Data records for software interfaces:
* * *

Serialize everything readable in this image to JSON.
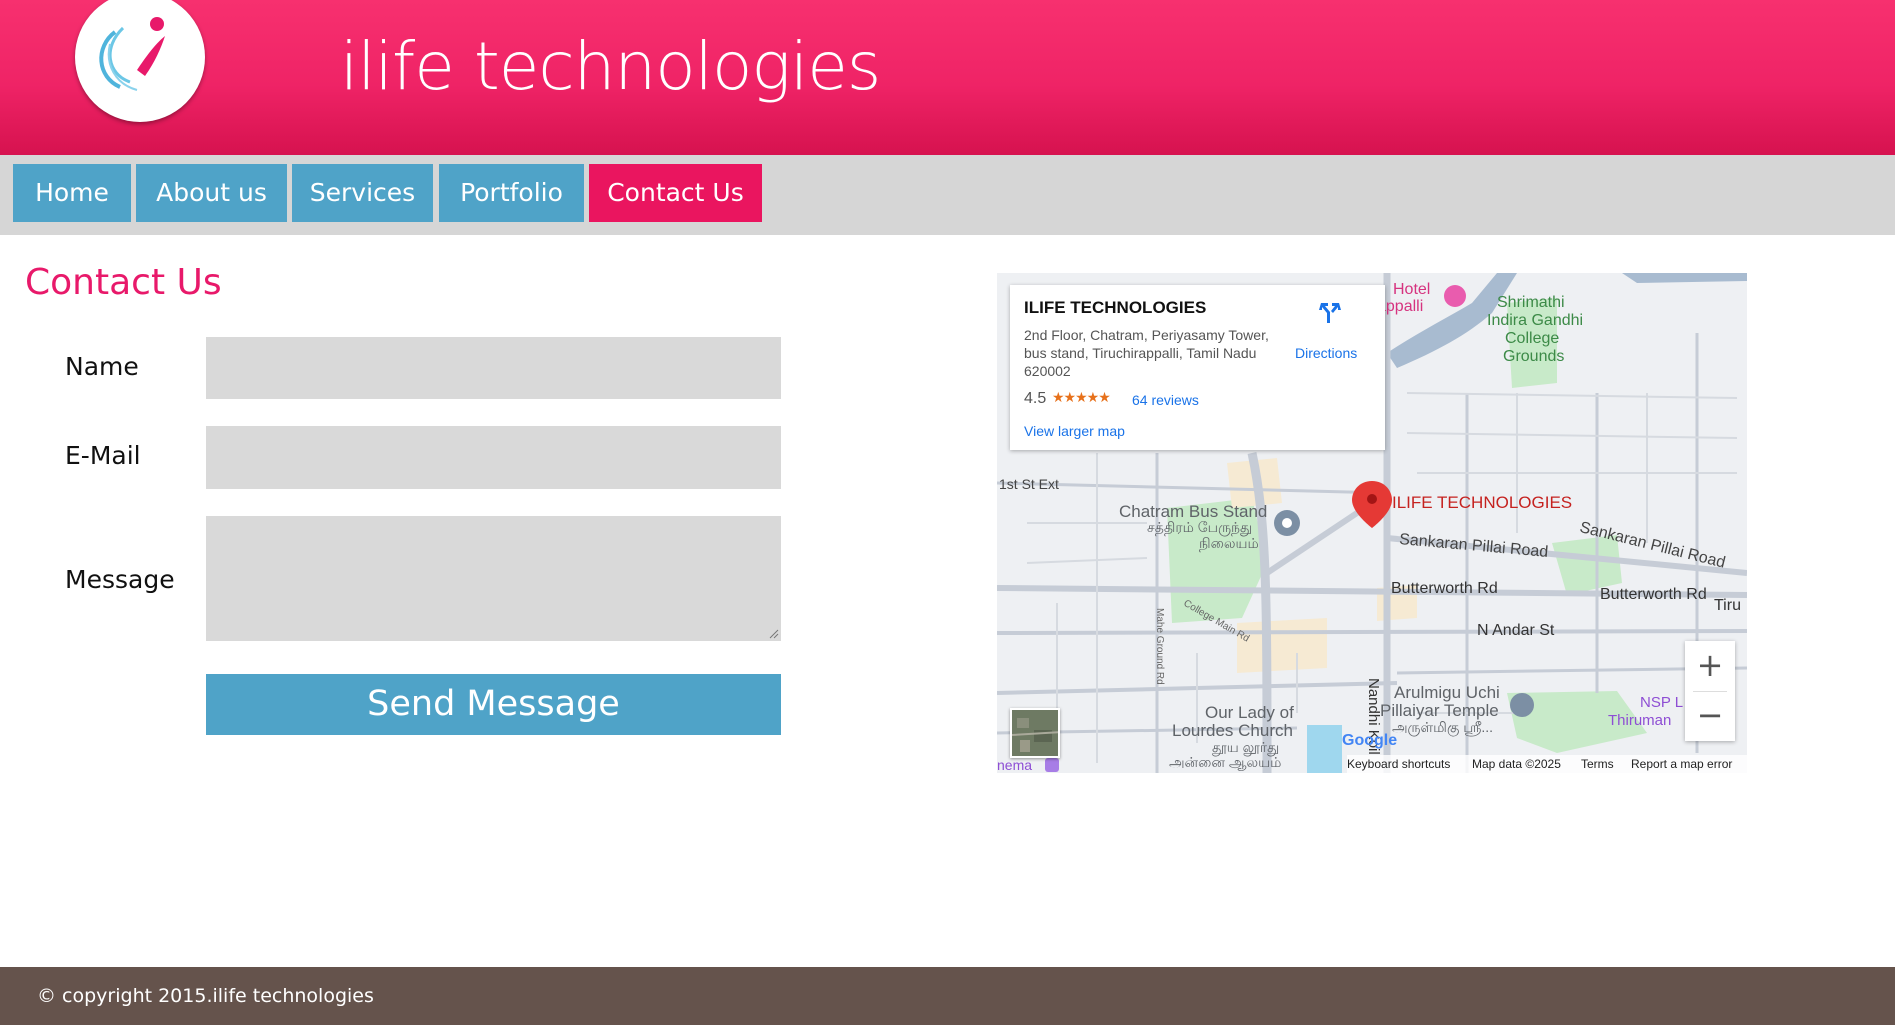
{
  "header": {
    "site_title": "ilife technologies",
    "logo_icon": "ilife-logo-icon"
  },
  "nav": {
    "items": [
      {
        "label": "Home",
        "active": false
      },
      {
        "label": "About us",
        "active": false
      },
      {
        "label": "Services",
        "active": false
      },
      {
        "label": "Portfolio",
        "active": false
      },
      {
        "label": "Contact Us",
        "active": true
      }
    ]
  },
  "contact": {
    "title": "Contact Us",
    "fields": [
      {
        "label": "Name",
        "value": ""
      },
      {
        "label": "E-Mail",
        "value": ""
      },
      {
        "label": "Message",
        "value": ""
      }
    ],
    "send_label": "Send Message"
  },
  "map": {
    "card": {
      "name": "ILIFE TECHNOLOGIES",
      "address": "2nd Floor, Chatram, Periyasamy Tower, bus stand, Tiruchirappalli, Tamil Nadu 620002",
      "rating": "4.5",
      "stars": "★★★★★",
      "reviews": "64 reviews",
      "directions": "Directions",
      "view_larger": "View larger map"
    },
    "labels": {
      "pin": "ILIFE TECHNOLOGIES",
      "bus_stand": "Chatram Bus Stand",
      "bus_stand_tamil": "சத்திரம் பேருந்து",
      "bus_stand_tamil2": "நிலையம்",
      "first_st": "1st St Ext",
      "sankaran1": "Sankaran Pillai Road",
      "sankaran2": "Sankaran Pillai Road",
      "butterworth1": "Butterworth Rd",
      "butterworth2": "Butterworth Rd",
      "andar": "N Andar St",
      "nandhi": "Nandhi Koil",
      "college_main": "College Main Rd",
      "mahe": "Mahe Ground Rd",
      "temple1": "Arulmigu Uchi",
      "temple2": "Pillaiyar Temple",
      "temple_tamil": "அருள்மிகு ஸ்ரீ...",
      "church1": "Our Lady of",
      "church2": "Lourdes Church",
      "church_tamil1": "தூய லூர்து",
      "church_tamil2": "அன்னை ஆலயம்",
      "college1": "Shrimathi",
      "college2": "Indira Gandhi",
      "college3": "College",
      "college4": "Grounds",
      "hotel": "Hotel",
      "hotel2": "appalli",
      "nsp": "NSP L",
      "thiruman": "Thiruman",
      "tiru": "Tiru",
      "nema": "nema",
      "google": "Google"
    },
    "zoom_in": "+",
    "zoom_out": "−",
    "attribution": {
      "shortcuts": "Keyboard shortcuts",
      "data": "Map data ©2025",
      "terms": "Terms",
      "report": "Report a map error"
    }
  },
  "footer": {
    "copyright": "© copyright 2015.ilife technologies"
  },
  "colors": {
    "header_pink": "#ef2366",
    "nav_blue": "#4fa3c8",
    "nav_active": "#ea155f",
    "title_pink": "#e8196a",
    "footer_brown": "#65534c"
  }
}
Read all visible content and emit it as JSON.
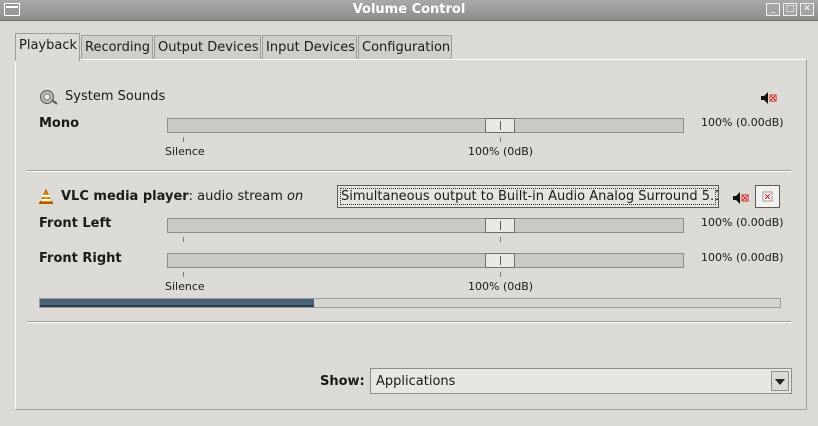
{
  "window": {
    "title": "Volume Control"
  },
  "tabs": [
    {
      "label": "Playback",
      "active": true
    },
    {
      "label": "Recording",
      "active": false
    },
    {
      "label": "Output Devices",
      "active": false
    },
    {
      "label": "Input Devices",
      "active": false
    },
    {
      "label": "Configuration",
      "active": false
    }
  ],
  "system_sounds": {
    "name": "System Sounds",
    "channels": [
      {
        "label": "Mono",
        "value_text": "100% (0.00dB)",
        "level_percent": 100
      }
    ],
    "scale_left": "Silence",
    "scale_center": "100% (0dB)"
  },
  "vlc": {
    "name": "VLC media player",
    "stream_text": ": audio stream ",
    "stream_state": "on",
    "device_button": "Simultaneous output to Built-in Audio Analog Surround 5.1",
    "channels": [
      {
        "label": "Front Left",
        "value_text": "100% (0.00dB)",
        "level_percent": 100
      },
      {
        "label": "Front Right",
        "value_text": "100% (0.00dB)",
        "level_percent": 100
      }
    ],
    "scale_left": "Silence",
    "scale_center": "100% (0dB)",
    "peak_meter_percent": 37
  },
  "show": {
    "label": "Show:",
    "value": "Applications"
  },
  "colors": {
    "meter": "#4a5f78",
    "titlebar": "#9a9a9a",
    "mute_red": "#d01818"
  }
}
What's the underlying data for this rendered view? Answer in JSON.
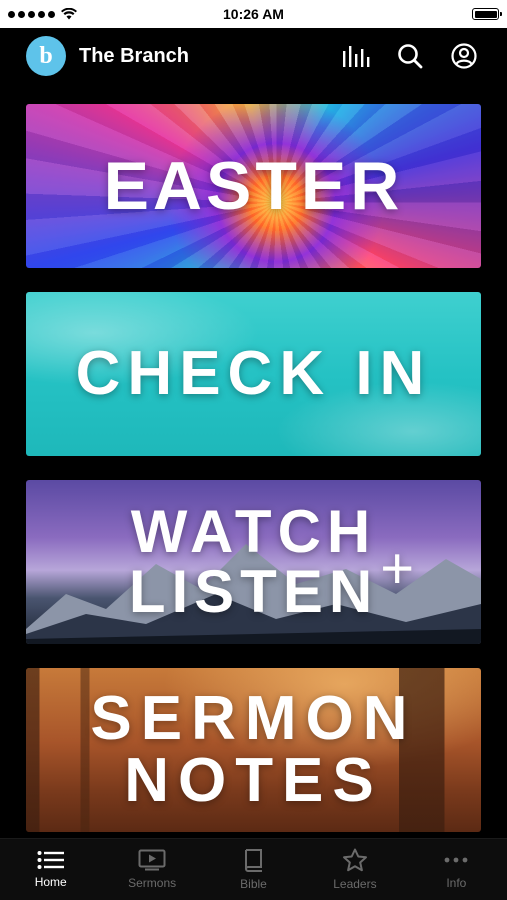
{
  "status_bar": {
    "time": "10:26 AM"
  },
  "header": {
    "logo_letter": "b",
    "app_title": "The Branch",
    "actions": [
      {
        "name": "audio-bars-icon"
      },
      {
        "name": "search-icon"
      },
      {
        "name": "profile-icon"
      }
    ]
  },
  "cards": {
    "easter": {
      "title": "EASTER"
    },
    "checkin": {
      "title": "CHECK IN"
    },
    "watch": {
      "line1": "WATCH",
      "plus": "+",
      "line2": "LISTEN"
    },
    "sermon": {
      "line1": "SERMON",
      "line2": "NOTES"
    }
  },
  "tabs": [
    {
      "label": "Home",
      "icon": "list-icon",
      "active": true
    },
    {
      "label": "Sermons",
      "icon": "tv-play-icon",
      "active": false
    },
    {
      "label": "Bible",
      "icon": "book-icon",
      "active": false
    },
    {
      "label": "Leaders",
      "icon": "star-icon",
      "active": false
    },
    {
      "label": "Info",
      "icon": "more-dots-icon",
      "active": false
    }
  ],
  "colors": {
    "logo_bg": "#5ec3ea",
    "active_tab": "#ffffff",
    "inactive_tab": "#6b6b6b",
    "app_bg": "#000000"
  }
}
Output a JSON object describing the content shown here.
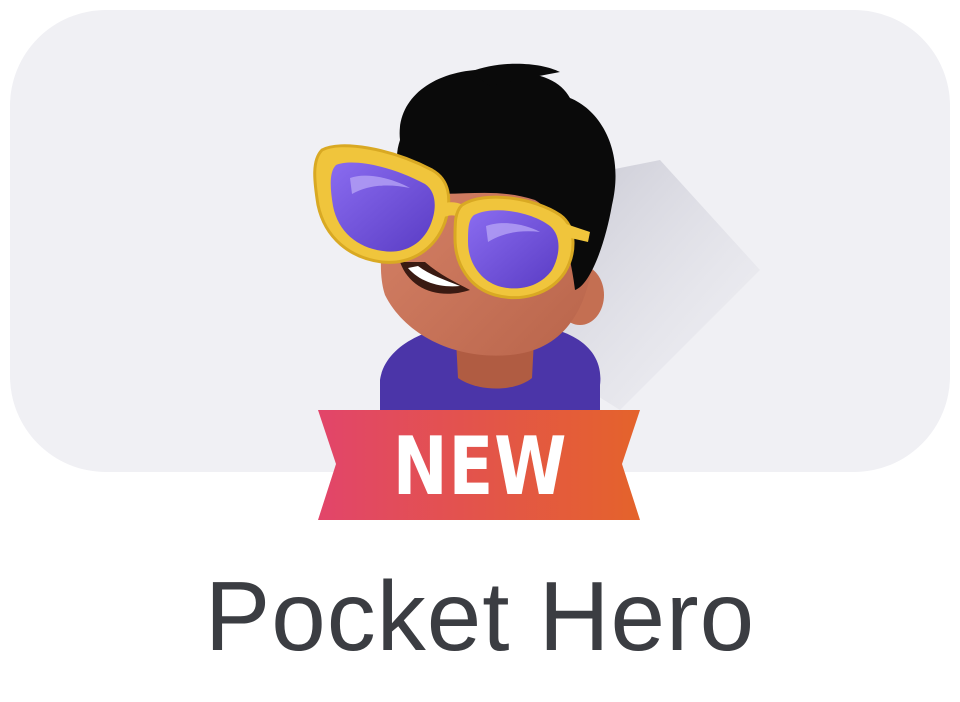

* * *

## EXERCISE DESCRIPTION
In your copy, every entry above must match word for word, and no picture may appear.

## EXPECTED ANSWER
Serialize everything readable in this image to JSON.
{
  "header": {
    "site_title": "ilife technologies",
    "logo_icon": "ilife-logo-icon"
  },
  "nav": {
    "items": [
      {
        "label": "Home",
        "active": false
      },
      {
        "label": "About us",
        "active": false
      },
      {
        "label": "Services",
        "active": false
      },
      {
        "label": "Portfolio",
        "active": false
      },
      {
        "label": "Contact Us",
        "active": true
      }
    ]
  },
  "contact": {
    "title": "Contact Us",
    "fields": [
      {
        "label": "Name",
        "value": ""
      },
      {
        "label": "E-Mail",
        "value": ""
      },
      {
        "label": "Message",
        "value": ""
      }
    ],
    "send_label": "Send Message"
  },
  "map": {
    "card": {
      "name": "ILIFE TECHNOLOGIES",
      "address": "2nd Floor, Chatram, Periyasamy Tower, bus stand, Tiruchirappalli, Tamil Nadu 620002",
      "rating": "4.5",
      "stars": "★★★★★",
      "reviews": "64 reviews",
      "directions": "Directions",
      "view_larger": "View larger map"
    },
    "labels": {
      "pin": "ILIFE TECHNOLOGIES",
      "bus_stand": "Chatram Bus Stand",
      "bus_stand_tamil": "சத்திரம் பேருந்து",
      "bus_stand_tamil2": "நிலையம்",
      "first_st": "1st St Ext",
      "sankaran1": "Sankaran Pillai Road",
      "sankaran2": "Sankaran Pillai Road",
      "butterworth1": "Butterworth Rd",
      "butterworth2": "Butterworth Rd",
      "andar": "N Andar St",
      "nandhi": "Nandhi Koil",
      "college_main": "College Main Rd",
      "mahe": "Mahe Ground Rd",
      "temple1": "Arulmigu Uchi",
      "temple2": "Pillaiyar Temple",
      "temple_tamil": "அருள்மிகு ஸ்ரீ...",
      "church1": "Our Lady of",
      "church2": "Lourdes Church",
      "church_tamil1": "தூய லூர்து",
      "church_tamil2": "அன்னை ஆலயம்",
      "college1": "Shrimathi",
      "college2": "Indira Gandhi",
      "college3": "College",
      "college4": "Grounds",
      "hotel": "Hotel",
      "hotel2": "appalli",
      "nsp": "NSP L",
      "thiruman": "Thiruman",
      "tiru": "Tiru",
      "nema": "nema",
      "google": "Google"
    },
    "zoom_in": "+",
    "zoom_out": "−",
    "attribution": {
      "shortcuts": "Keyboard shortcuts",
      "data": "Map data ©2025",
      "terms": "Terms",
      "report": "Report a map error"
    }
  },
  "footer": {
    "copyright": "© copyright 2015.ilife technologies"
  },
  "colors": {
    "header_pink": "#ef2366",
    "nav_blue": "#4fa3c8",
    "nav_active": "#ea155f",
    "title_pink": "#e8196a",
    "footer_brown": "#65534c"
  }
}
Read all visible content and emit it as JSON.
{
  "window": {
    "title": "Volume Control"
  },
  "tabs": [
    {
      "label": "Playback",
      "active": true
    },
    {
      "label": "Recording",
      "active": false
    },
    {
      "label": "Output Devices",
      "active": false
    },
    {
      "label": "Input Devices",
      "active": false
    },
    {
      "label": "Configuration",
      "active": false
    }
  ],
  "system_sounds": {
    "name": "System Sounds",
    "channels": [
      {
        "label": "Mono",
        "value_text": "100% (0.00dB)",
        "level_percent": 100
      }
    ],
    "scale_left": "Silence",
    "scale_center": "100% (0dB)"
  },
  "vlc": {
    "name": "VLC media player",
    "stream_text": ": audio stream ",
    "stream_state": "on",
    "device_button": "Simultaneous output to Built-in Audio Analog Surround 5.1",
    "channels": [
      {
        "label": "Front Left",
        "value_text": "100% (0.00dB)",
        "level_percent": 100
      },
      {
        "label": "Front Right",
        "value_text": "100% (0.00dB)",
        "level_percent": 100
      }
    ],
    "scale_left": "Silence",
    "scale_center": "100% (0dB)",
    "peak_meter_percent": 37
  },
  "show": {
    "label": "Show:",
    "value": "Applications"
  },
  "colors": {
    "meter": "#4a5f78",
    "titlebar": "#9a9a9a",
    "mute_red": "#d01818"
  }
}
What's the underlying data for this rendered view? Answer in JSON.
{
  "status_bar": {
    "time": "10:26 AM"
  },
  "header": {
    "logo_letter": "b",
    "app_title": "The Branch",
    "actions": [
      {
        "name": "audio-bars-icon"
      },
      {
        "name": "search-icon"
      },
      {
        "name": "profile-icon"
      }
    ]
  },
  "cards": {
    "easter": {
      "title": "EASTER"
    },
    "checkin": {
      "title": "CHECK IN"
    },
    "watch": {
      "line1": "WATCH",
      "plus": "+",
      "line2": "LISTEN"
    },
    "sermon": {
      "line1": "SERMON",
      "line2": "NOTES"
    }
  },
  "tabs": [
    {
      "label": "Home",
      "icon": "list-icon",
      "active": true
    },
    {
      "label": "Sermons",
      "icon": "tv-play-icon",
      "active": false
    },
    {
      "label": "Bible",
      "icon": "book-icon",
      "active": false
    },
    {
      "label": "Leaders",
      "icon": "star-icon",
      "active": false
    },
    {
      "label": "Info",
      "icon": "more-dots-icon",
      "active": false
    }
  ],
  "colors": {
    "logo_bg": "#5ec3ea",
    "active_tab": "#ffffff",
    "inactive_tab": "#6b6b6b",
    "app_bg": "#000000"
  }
}
Output a JSON object describing the content shown here.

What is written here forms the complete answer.